Records from a data collection:
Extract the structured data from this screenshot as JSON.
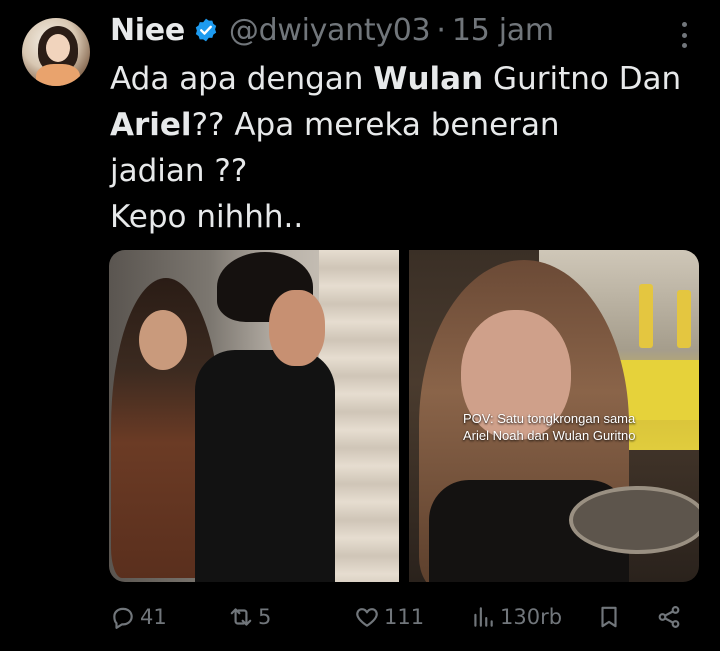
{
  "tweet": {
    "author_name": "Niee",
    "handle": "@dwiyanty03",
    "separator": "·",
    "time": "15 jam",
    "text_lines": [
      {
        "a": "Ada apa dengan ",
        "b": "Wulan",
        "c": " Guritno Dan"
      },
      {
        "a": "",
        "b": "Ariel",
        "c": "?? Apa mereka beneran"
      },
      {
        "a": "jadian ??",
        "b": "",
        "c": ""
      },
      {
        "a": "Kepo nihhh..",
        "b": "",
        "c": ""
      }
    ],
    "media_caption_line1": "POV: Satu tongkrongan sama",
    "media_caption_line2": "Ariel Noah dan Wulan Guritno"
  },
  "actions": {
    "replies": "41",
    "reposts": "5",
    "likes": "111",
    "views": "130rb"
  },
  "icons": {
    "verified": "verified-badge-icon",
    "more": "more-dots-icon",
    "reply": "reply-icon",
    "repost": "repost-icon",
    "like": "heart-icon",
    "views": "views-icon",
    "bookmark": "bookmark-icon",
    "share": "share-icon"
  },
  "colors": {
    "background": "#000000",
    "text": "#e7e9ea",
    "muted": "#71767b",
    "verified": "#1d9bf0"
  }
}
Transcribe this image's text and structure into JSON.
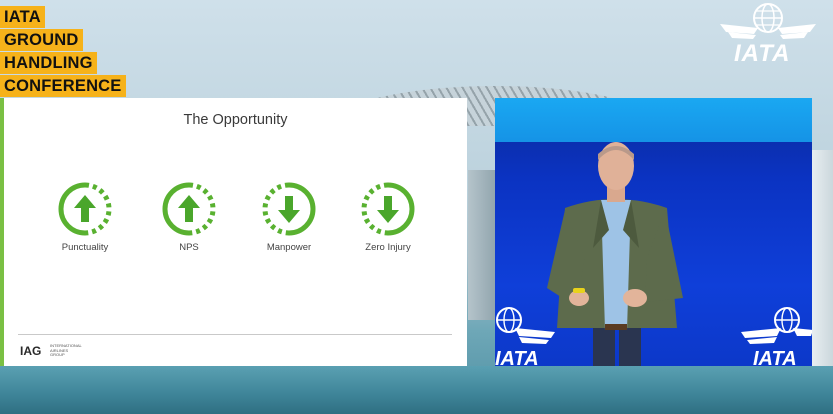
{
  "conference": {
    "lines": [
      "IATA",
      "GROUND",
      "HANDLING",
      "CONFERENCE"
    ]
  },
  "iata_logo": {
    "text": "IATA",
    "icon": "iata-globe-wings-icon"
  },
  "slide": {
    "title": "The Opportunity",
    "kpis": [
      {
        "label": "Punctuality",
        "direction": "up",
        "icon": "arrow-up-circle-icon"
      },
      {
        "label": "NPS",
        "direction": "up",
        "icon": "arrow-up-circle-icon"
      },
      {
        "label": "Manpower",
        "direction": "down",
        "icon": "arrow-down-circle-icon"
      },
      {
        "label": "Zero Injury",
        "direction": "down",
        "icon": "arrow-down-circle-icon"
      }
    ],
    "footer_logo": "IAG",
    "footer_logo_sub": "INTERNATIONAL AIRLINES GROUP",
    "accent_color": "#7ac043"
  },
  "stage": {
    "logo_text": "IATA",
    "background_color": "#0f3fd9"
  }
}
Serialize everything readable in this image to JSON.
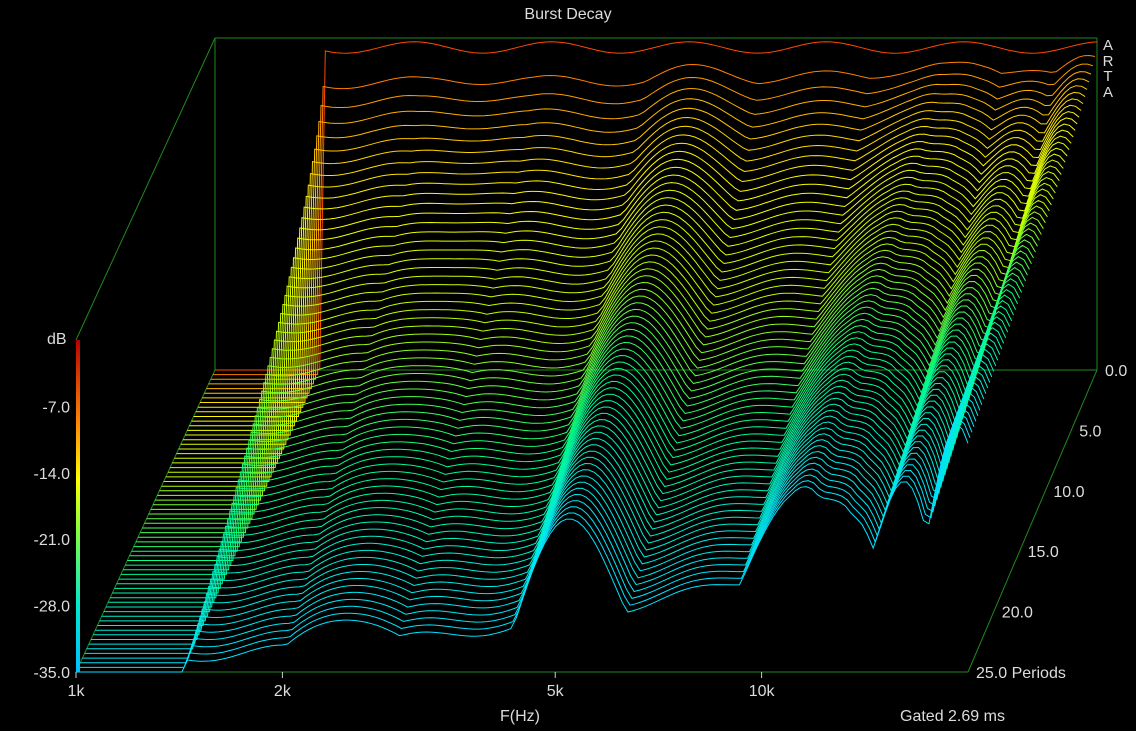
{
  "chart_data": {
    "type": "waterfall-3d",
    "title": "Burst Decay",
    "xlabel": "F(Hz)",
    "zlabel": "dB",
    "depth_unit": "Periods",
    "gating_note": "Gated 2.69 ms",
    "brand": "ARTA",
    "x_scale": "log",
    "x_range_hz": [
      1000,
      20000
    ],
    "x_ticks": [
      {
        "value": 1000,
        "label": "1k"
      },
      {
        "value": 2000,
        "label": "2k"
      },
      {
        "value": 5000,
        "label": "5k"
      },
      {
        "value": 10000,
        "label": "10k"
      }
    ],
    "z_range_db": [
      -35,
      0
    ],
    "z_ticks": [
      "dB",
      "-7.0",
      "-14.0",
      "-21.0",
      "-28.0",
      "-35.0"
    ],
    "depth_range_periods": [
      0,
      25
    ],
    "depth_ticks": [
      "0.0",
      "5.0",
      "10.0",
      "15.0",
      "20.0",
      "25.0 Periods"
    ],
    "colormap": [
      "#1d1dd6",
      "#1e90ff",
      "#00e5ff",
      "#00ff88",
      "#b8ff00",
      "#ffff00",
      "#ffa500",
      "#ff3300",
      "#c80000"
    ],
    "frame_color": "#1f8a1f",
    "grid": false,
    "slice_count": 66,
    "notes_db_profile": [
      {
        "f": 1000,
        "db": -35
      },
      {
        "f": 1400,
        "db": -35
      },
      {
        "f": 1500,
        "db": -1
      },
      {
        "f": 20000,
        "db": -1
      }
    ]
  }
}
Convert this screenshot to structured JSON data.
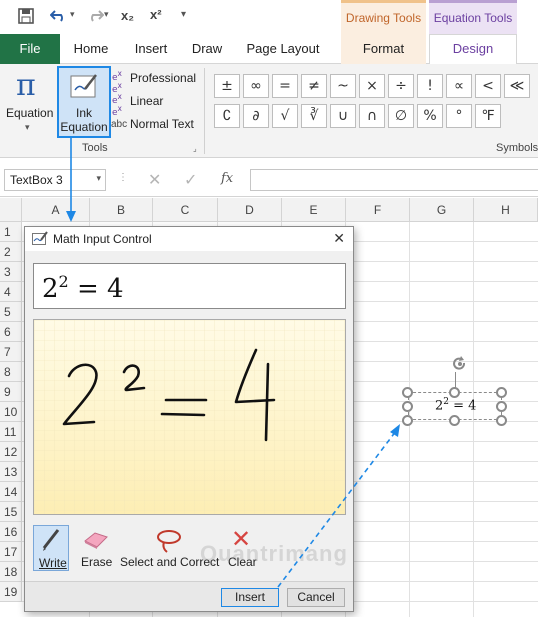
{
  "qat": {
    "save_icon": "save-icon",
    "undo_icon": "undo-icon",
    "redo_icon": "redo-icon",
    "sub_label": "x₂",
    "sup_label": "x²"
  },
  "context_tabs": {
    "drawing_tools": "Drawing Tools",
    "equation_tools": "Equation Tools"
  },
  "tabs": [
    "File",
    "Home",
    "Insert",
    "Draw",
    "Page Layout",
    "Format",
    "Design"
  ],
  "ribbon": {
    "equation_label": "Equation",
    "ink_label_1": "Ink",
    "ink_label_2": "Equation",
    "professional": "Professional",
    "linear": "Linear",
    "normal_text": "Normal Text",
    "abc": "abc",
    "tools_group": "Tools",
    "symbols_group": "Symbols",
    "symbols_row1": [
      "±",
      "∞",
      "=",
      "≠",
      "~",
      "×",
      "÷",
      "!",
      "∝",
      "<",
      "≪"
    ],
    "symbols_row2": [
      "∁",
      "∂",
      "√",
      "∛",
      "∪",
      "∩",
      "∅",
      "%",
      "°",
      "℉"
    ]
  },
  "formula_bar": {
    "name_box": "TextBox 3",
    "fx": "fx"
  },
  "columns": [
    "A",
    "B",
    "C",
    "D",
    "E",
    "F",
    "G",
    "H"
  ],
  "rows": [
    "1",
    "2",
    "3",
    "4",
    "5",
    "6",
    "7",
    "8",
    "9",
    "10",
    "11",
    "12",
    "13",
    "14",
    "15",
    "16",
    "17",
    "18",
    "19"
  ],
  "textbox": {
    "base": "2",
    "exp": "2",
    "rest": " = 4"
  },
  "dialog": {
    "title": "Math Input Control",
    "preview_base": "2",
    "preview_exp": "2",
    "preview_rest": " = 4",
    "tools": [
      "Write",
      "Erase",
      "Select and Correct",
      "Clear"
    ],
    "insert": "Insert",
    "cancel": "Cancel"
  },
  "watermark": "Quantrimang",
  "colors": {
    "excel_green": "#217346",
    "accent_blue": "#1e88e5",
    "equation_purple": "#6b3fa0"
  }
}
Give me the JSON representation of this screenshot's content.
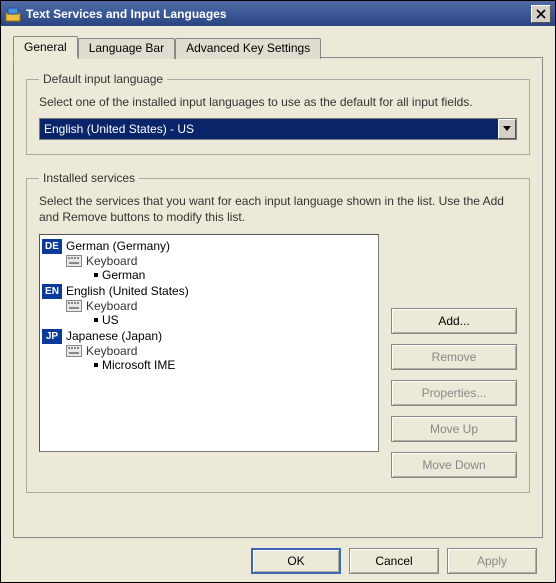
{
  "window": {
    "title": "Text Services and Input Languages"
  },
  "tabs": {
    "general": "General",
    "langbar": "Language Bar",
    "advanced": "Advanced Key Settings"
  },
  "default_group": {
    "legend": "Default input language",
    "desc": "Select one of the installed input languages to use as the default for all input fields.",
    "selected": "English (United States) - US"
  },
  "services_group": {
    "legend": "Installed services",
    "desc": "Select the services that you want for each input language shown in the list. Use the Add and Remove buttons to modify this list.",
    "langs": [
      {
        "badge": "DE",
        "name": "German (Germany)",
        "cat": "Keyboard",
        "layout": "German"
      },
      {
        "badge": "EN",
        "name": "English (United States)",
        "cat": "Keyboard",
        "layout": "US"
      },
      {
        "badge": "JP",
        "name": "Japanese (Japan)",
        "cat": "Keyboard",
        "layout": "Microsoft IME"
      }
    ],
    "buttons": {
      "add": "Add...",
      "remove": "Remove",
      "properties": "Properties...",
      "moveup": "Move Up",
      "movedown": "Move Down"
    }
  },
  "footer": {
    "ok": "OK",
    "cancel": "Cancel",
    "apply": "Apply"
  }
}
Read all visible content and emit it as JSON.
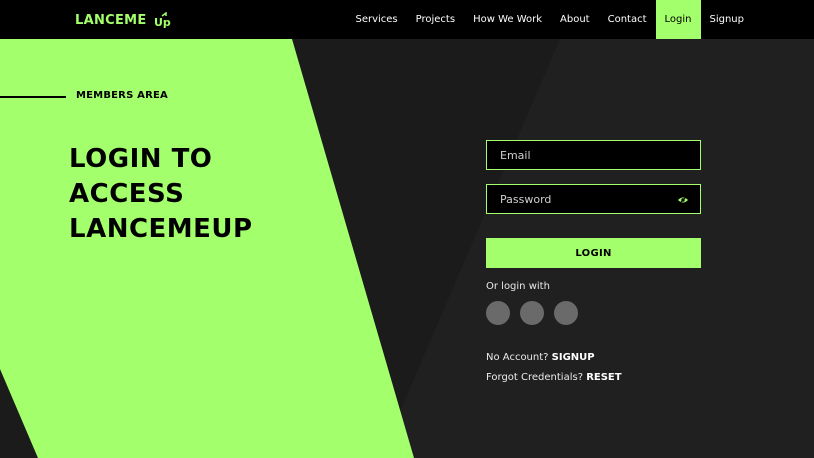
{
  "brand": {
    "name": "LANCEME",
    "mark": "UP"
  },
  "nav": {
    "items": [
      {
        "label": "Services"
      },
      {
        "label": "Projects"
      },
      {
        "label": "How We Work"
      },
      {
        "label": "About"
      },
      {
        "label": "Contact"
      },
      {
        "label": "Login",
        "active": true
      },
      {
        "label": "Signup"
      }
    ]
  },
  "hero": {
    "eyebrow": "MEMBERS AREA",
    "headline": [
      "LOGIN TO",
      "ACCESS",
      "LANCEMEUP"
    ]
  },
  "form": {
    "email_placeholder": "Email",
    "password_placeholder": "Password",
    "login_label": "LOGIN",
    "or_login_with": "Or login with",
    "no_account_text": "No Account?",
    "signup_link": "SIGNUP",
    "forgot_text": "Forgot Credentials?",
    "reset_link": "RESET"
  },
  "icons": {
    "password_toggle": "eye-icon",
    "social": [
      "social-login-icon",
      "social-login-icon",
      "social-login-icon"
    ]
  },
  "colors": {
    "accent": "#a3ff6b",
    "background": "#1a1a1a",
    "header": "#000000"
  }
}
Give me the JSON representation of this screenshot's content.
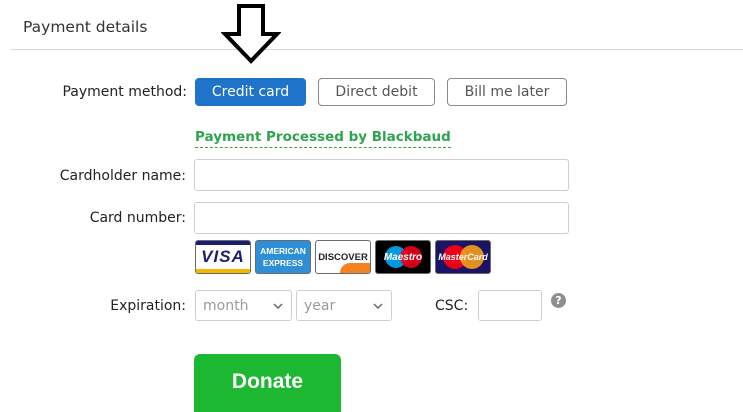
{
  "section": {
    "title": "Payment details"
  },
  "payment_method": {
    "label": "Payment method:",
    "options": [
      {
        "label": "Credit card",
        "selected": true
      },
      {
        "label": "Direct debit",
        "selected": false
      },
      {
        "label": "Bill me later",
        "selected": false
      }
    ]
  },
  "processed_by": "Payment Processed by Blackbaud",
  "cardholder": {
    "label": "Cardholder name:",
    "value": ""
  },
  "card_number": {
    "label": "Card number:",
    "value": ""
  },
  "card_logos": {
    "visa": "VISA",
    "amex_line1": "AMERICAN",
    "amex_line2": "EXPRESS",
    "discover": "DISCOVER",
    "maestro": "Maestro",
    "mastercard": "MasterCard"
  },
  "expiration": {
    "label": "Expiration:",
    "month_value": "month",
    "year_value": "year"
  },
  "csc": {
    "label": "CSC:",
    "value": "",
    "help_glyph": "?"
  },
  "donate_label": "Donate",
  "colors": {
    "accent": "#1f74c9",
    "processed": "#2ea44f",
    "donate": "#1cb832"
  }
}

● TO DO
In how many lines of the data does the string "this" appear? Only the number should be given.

● COMPLETED TASK
7